Morgan scored her sixth goal of the year on Nov. 9 against Canada, and comes into the match on Sunday with 79 goals having sole possession of seventh place on the USA's all-time goal scoring list. She did not find the net against Korea Republic on Oct. 22, but scored in her four previous games. She scored her first WNT goal of the year in the 3-0 victory against Japan at the Tournament of Nations on Aug. 3, followed by one on Sept. 15 vs. New Zealand, two on Sept. 19 against the Ferns and one against Korea on Oct. 19. Morgan has scored seven international goals against Canada in her career, her second-most vs. any country (eight vs. Japan).

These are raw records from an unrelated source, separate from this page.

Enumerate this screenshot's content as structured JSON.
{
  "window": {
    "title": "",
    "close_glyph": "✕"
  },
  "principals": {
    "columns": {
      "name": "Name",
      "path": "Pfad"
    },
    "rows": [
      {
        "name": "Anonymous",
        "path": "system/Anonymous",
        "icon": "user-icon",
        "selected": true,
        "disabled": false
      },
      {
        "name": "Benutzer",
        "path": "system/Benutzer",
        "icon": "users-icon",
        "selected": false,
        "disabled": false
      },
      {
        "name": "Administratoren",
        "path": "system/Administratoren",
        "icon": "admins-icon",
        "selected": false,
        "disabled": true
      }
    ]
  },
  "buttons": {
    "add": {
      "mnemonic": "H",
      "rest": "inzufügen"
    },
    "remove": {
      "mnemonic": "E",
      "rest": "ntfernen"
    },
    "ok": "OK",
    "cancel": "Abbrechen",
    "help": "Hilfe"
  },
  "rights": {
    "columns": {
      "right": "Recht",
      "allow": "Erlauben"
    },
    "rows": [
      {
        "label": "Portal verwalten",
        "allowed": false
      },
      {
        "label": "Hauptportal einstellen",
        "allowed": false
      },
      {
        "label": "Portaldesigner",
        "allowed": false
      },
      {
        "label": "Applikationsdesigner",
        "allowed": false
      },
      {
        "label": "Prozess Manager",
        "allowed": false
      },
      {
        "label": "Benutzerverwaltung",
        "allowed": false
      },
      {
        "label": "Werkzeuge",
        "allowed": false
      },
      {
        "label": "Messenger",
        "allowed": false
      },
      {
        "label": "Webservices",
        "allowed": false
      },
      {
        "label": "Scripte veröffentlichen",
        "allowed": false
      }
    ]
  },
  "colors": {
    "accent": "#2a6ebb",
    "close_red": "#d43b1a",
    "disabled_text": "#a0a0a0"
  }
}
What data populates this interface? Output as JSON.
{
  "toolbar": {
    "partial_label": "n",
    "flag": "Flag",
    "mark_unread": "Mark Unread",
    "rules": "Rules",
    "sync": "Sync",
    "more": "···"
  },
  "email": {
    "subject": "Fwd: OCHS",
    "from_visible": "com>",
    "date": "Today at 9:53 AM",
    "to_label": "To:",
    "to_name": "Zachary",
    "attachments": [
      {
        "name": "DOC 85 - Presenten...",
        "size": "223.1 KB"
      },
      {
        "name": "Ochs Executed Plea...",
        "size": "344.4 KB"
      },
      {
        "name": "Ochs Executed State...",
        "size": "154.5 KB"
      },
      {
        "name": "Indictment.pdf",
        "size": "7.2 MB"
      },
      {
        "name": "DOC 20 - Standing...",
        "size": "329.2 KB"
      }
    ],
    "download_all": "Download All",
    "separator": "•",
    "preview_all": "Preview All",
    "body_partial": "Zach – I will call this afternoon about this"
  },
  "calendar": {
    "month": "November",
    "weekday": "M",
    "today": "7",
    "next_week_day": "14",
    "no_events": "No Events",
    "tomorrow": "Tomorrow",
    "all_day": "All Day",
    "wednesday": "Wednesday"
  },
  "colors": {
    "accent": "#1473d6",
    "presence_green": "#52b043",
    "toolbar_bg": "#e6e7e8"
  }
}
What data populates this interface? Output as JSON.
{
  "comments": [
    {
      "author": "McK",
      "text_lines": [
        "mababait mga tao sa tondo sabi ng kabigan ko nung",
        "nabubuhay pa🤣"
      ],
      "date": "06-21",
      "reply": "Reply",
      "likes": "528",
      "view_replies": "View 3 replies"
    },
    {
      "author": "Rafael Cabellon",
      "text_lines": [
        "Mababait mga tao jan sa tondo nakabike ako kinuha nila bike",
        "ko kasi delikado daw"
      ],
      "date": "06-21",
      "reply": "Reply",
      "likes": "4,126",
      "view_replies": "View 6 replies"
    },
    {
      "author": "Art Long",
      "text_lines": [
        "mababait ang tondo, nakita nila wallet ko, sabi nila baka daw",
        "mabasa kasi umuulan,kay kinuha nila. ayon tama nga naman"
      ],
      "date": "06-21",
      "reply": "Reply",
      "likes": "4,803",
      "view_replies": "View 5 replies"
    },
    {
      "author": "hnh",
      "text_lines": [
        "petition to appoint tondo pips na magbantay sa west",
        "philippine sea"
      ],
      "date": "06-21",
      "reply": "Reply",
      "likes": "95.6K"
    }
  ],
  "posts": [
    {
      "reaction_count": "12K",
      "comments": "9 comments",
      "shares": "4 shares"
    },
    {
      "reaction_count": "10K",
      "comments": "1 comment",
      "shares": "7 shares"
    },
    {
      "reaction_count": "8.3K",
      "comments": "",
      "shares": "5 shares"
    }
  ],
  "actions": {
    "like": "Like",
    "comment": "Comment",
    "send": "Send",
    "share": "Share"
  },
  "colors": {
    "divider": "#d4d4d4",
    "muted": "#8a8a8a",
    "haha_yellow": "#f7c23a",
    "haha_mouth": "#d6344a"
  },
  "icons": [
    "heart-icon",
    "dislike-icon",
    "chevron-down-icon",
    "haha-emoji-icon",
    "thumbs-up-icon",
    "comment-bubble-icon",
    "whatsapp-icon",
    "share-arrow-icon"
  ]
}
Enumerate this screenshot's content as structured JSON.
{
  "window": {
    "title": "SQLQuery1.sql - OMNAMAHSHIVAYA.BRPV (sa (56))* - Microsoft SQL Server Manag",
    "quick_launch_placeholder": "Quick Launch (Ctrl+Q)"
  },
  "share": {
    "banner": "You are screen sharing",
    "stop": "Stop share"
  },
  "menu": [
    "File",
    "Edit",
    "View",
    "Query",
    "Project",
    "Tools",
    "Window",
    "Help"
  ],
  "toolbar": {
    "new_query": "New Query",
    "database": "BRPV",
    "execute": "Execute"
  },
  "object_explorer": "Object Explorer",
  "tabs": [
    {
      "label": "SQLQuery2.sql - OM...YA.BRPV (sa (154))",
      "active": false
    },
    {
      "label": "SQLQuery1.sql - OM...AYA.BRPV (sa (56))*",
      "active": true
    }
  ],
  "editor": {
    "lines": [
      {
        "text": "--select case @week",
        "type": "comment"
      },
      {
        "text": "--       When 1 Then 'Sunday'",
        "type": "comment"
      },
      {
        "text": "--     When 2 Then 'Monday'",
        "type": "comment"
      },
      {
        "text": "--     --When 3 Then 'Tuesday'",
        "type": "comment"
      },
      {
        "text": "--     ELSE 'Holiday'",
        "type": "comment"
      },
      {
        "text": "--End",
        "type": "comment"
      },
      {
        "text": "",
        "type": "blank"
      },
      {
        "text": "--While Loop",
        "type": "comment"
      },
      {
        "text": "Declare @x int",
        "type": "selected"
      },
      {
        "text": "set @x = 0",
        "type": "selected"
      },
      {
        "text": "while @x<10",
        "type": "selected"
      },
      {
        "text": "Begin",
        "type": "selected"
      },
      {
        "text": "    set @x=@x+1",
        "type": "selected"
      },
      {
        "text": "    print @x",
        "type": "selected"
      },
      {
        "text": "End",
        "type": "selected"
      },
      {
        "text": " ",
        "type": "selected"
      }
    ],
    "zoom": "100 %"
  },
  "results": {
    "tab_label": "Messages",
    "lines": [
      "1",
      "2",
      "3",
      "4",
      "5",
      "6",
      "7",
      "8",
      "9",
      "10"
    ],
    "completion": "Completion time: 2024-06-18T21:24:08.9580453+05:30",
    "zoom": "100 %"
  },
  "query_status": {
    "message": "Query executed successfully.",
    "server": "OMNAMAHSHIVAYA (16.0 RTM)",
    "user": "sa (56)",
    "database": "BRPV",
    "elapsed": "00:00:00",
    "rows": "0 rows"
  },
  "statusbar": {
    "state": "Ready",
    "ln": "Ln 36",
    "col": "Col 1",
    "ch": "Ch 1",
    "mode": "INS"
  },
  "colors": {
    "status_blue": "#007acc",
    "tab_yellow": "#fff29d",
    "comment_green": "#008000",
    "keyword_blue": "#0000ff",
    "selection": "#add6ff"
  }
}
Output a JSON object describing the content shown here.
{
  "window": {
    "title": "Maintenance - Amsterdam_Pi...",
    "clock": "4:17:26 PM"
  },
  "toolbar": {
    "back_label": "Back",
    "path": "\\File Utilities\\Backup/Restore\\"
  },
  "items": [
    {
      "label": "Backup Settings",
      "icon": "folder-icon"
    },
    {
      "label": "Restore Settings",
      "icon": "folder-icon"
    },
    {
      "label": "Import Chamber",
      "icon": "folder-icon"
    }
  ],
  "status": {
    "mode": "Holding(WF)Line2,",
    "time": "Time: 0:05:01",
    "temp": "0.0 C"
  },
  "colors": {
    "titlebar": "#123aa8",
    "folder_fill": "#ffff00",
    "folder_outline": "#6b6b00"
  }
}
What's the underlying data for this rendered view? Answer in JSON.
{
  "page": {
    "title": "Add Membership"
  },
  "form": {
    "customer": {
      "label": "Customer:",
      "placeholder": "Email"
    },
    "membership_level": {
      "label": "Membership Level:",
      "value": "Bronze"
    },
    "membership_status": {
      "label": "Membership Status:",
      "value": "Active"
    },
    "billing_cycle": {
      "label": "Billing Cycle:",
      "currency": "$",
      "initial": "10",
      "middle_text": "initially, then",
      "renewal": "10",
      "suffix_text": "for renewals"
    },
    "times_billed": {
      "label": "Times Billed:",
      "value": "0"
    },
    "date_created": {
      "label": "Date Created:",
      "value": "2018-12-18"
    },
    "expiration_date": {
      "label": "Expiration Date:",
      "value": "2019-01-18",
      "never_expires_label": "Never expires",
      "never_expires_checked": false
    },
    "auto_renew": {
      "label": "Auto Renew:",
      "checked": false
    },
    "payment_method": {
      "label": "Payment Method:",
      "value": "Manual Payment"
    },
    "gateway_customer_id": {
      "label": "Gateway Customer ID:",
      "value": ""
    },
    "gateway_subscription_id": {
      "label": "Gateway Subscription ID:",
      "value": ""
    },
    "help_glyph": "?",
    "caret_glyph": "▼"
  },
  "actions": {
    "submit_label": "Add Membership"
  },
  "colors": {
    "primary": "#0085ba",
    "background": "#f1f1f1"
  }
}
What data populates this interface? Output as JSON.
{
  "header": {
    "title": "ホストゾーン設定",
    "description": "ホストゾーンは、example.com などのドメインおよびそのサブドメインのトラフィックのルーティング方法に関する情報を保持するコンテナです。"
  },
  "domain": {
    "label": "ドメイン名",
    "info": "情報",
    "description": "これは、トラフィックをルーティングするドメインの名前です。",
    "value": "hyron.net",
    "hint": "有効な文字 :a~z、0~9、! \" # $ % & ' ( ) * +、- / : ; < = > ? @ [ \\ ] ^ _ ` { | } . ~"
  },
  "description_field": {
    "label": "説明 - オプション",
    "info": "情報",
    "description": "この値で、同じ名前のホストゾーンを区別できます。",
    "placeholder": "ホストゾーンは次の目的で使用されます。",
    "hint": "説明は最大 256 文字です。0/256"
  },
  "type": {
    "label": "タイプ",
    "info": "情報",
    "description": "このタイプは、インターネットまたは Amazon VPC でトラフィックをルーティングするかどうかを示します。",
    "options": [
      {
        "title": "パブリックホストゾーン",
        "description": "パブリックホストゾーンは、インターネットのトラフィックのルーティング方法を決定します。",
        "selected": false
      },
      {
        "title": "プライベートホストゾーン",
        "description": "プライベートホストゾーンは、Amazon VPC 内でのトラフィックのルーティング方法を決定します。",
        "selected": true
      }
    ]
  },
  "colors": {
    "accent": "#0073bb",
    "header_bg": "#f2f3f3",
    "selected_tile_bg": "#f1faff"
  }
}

Canada Building As Well: While veterans like Christine Sinclair (260 caps) and Desiree Scott (127 caps) are part of this Canada roster, the group also includes several younger players and newcomers. Of the six teenagers on the roster, Rose, Fleming and Grosso are eligible to play in the 2018 CONCACAF U-20 Women's Championship in Trinidad & Tobago, while Huitema, Riviere and Young are eligible to play in the 2018 CONCACAF Women's U-17 tournament in Nicaragua. The call-up is also the first for four of them in Riviere, Young, Grosso, and Kelly. Canada has a 6-2-2 record in 2017 with the only losses coming by one goal to second-ranked Germany (in a friendly) and 17th-ranked Spain (in the Algarve Cup Final). The wins have been over Mexico, Denmark, Russia and Sweden (all by one goal) and two big wins over Costa Rica. READ: Five Things About Canada.
Bay Area Connections: The match at Avaya Stadium in San Jose will mark a homecoming of sorts for numerous WNT players with ties to the Bay Area. Defender Kelley O’Hara, forward Christen Press, goalkeeper Jane Campbell and defender Chioma Ubogagu all attended Stanford, while Andi Sullivan currently plays for the Cardinal. Defender Abby Dahlkemper is from Menlo Park (about 18 miles from Avaya Stadium), forward Alex Morgan attended UC Berkeley across the Bay and, defenders Julie Ertz and Sofia Huerta attended Santa Clara University, which is adjacent to Avaya Stadium. Forward Lynn Williams is from Fresno, Calif., about 150 miles southeast of Avaya Stadium.